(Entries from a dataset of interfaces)
------------------------------
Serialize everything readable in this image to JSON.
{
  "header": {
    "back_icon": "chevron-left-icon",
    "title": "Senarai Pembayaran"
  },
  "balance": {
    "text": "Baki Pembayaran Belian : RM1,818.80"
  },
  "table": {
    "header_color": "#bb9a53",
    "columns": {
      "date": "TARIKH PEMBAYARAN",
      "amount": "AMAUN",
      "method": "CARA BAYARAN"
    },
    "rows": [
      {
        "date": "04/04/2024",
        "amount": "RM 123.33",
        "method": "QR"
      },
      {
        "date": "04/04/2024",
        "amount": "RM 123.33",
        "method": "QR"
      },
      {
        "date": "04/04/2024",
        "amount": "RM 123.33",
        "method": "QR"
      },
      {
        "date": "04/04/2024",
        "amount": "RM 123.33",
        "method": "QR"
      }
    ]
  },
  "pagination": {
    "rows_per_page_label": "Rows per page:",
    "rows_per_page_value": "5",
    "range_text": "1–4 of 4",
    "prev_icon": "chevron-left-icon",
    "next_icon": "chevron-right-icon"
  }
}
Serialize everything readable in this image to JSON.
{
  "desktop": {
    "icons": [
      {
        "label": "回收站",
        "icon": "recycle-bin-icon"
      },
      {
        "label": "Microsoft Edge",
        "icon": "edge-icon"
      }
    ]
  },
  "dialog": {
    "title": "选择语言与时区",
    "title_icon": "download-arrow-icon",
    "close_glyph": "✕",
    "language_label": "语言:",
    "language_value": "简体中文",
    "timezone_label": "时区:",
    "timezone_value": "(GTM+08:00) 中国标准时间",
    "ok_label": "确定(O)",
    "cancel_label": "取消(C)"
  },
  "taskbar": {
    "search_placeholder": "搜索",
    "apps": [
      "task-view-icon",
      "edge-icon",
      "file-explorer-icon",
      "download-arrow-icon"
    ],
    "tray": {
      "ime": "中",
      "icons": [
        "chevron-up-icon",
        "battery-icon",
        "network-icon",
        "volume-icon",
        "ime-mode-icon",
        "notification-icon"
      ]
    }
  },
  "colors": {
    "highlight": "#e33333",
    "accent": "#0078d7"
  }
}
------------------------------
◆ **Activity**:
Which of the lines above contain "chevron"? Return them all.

◆ **Result of this exercise**:
    "back_icon": "chevron-left-icon",
    "prev_icon": "chevron-left-icon",
    "next_icon": "chevron-right-icon"
        "chevron-up-icon",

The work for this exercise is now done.